*** Opening of TASK DATA ***
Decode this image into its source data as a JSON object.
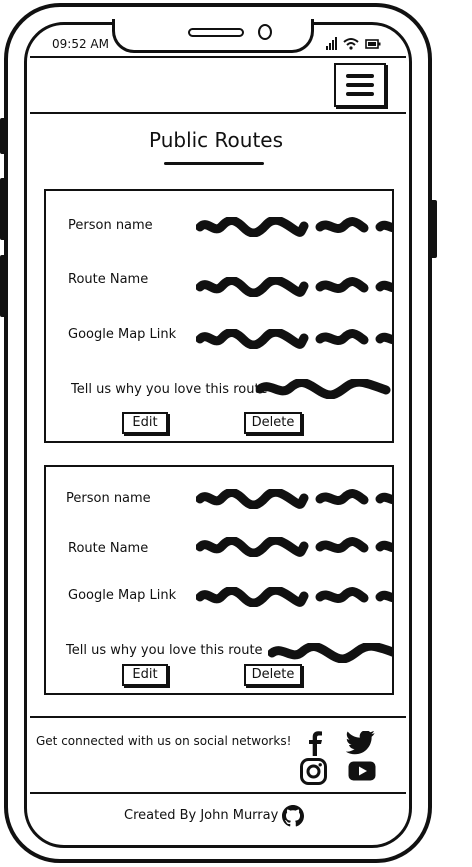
{
  "status_bar": {
    "time": "09:52 AM"
  },
  "page": {
    "title": "Public Routes"
  },
  "routes": [
    {
      "person_label": "Person name",
      "route_label": "Route Name",
      "map_label": "Google Map Link",
      "why_label": "Tell us why you love this route",
      "edit_label": "Edit",
      "delete_label": "Delete"
    },
    {
      "person_label": "Person name",
      "route_label": "Route Name",
      "map_label": "Google Map Link",
      "why_label": "Tell us why you love this route",
      "edit_label": "Edit",
      "delete_label": "Delete"
    }
  ],
  "footer": {
    "social_text": "Get connected with us on social networks!",
    "credit": "Created By John Murray",
    "icons": [
      "facebook-icon",
      "twitter-icon",
      "instagram-icon",
      "youtube-icon",
      "github-icon"
    ]
  }
}
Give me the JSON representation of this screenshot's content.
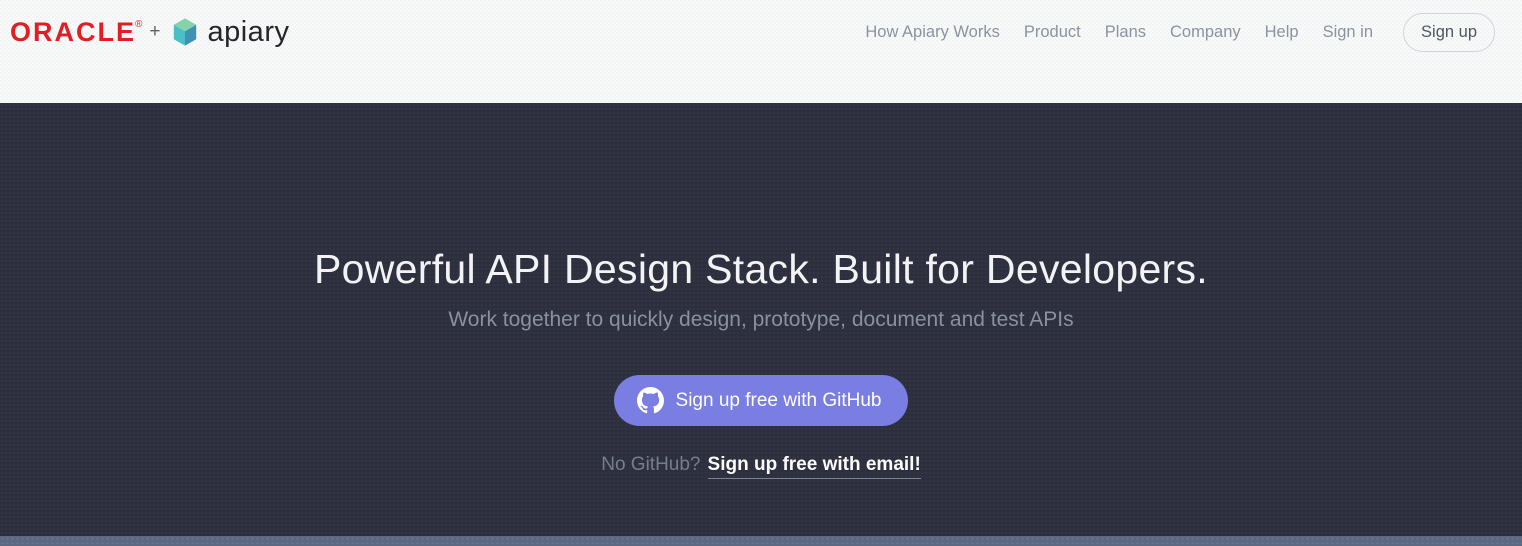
{
  "header": {
    "logo": {
      "oracle": "ORACLE",
      "registered_mark": "®",
      "plus": "+",
      "apiary": "apiary"
    },
    "nav_items": [
      "How Apiary Works",
      "Product",
      "Plans",
      "Company",
      "Help",
      "Sign in"
    ],
    "signup_label": "Sign up"
  },
  "hero": {
    "title": "Powerful API Design Stack. Built for Developers.",
    "subtitle": "Work together to quickly design, prototype, document and test APIs",
    "github_button_label": "Sign up free with GitHub",
    "no_github_text": "No GitHub?",
    "email_link_label": "Sign up free with email!"
  },
  "icons": {
    "github": "github-octocat-icon",
    "apiary_mark": "apiary-cube-icon"
  },
  "colors": {
    "header_bg": "#f6f7f7",
    "hero_bg": "#2c303e",
    "accent_purple": "#7a7ee2",
    "oracle_red": "#e21e25",
    "nav_text": "#8a93a2",
    "footer_strip": "#5d6983",
    "apiary_green": "#85d3ab",
    "apiary_teal": "#4bbec6",
    "apiary_blue": "#3f92b5"
  }
}
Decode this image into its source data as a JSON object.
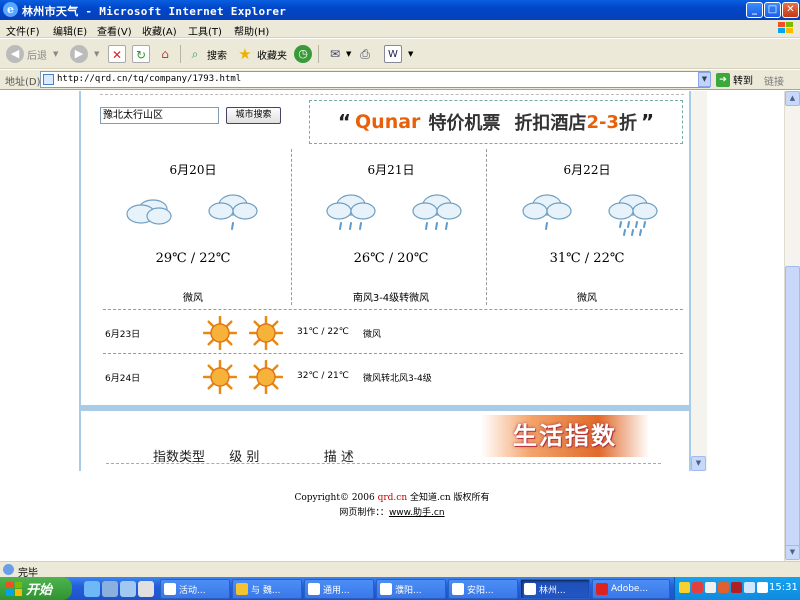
{
  "window": {
    "title": "林州市天气 - Microsoft Internet Explorer",
    "buttons": {
      "minimize": "_",
      "maximize": "□",
      "close": "✕"
    }
  },
  "menu": [
    "文件(F)",
    "编辑(E)",
    "查看(V)",
    "收藏(A)",
    "工具(T)",
    "帮助(H)"
  ],
  "toolbar": {
    "back": "后退",
    "search": "搜索",
    "favorites": "收藏夹"
  },
  "address": {
    "label": "地址(D)",
    "url": "http://qrd.cn/tq/company/1793.html",
    "go": "转到",
    "links": "链接"
  },
  "search": {
    "value": "豫北太行山区",
    "button": "城市搜索"
  },
  "ad": {
    "brand": "Qunar",
    "text1": "特价机票",
    "text2": "折扣酒店",
    "num": "2-3",
    "text3": "折"
  },
  "forecast": [
    {
      "date": "6月20日",
      "temp": "29℃ / 22℃",
      "wind": "微风",
      "icons": [
        "cloudy-icon",
        "light-rain-icon"
      ]
    },
    {
      "date": "6月21日",
      "temp": "26℃ / 20℃",
      "wind": "南风3-4级转微风",
      "icons": [
        "rain-icon",
        "rain-icon"
      ]
    },
    {
      "date": "6月22日",
      "temp": "31℃ / 22℃",
      "wind": "微风",
      "icons": [
        "light-rain-icon",
        "heavy-rain-icon"
      ]
    }
  ],
  "extended": [
    {
      "date": "6月23日",
      "temp": "31℃ / 22℃",
      "wind": "微风",
      "icons": [
        "sunny-icon",
        "sunny-icon"
      ]
    },
    {
      "date": "6月24日",
      "temp": "32℃ / 21℃",
      "wind": "微风转北风3-4级",
      "icons": [
        "sunny-icon",
        "sunny-icon"
      ]
    }
  ],
  "life": {
    "badge": "生活指数",
    "col_type": "指数类型",
    "col_level": "级 别",
    "col_desc": "描 述"
  },
  "footer": {
    "copyright_prefix": "Copyright© 2006 ",
    "site": "qrd.cn",
    "copyright_suffix": " 全知道.cn 版权所有",
    "made_by_label": "网页制作：：",
    "made_by_link": "www.助手.cn"
  },
  "status": {
    "text": "完毕"
  },
  "taskbar": {
    "start": "开始",
    "tasks": [
      "活动...",
      "与 魏...",
      "通用...",
      "濮阳...",
      "安阳...",
      "林州...",
      "Adobe..."
    ],
    "clock": "15:31"
  },
  "colors": {
    "title_bar": "#0046c8",
    "chrome": "#ece9d8",
    "frame_blue": "#a8cce8",
    "accent_orange": "#e8600a",
    "taskbar": "#245edb"
  }
}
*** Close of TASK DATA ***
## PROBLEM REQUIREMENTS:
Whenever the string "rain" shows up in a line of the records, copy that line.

## ANSWER AREA:
        "light-rain-icon"
        "rain-icon",
        "rain-icon"
        "light-rain-icon",
        "heavy-rain-icon"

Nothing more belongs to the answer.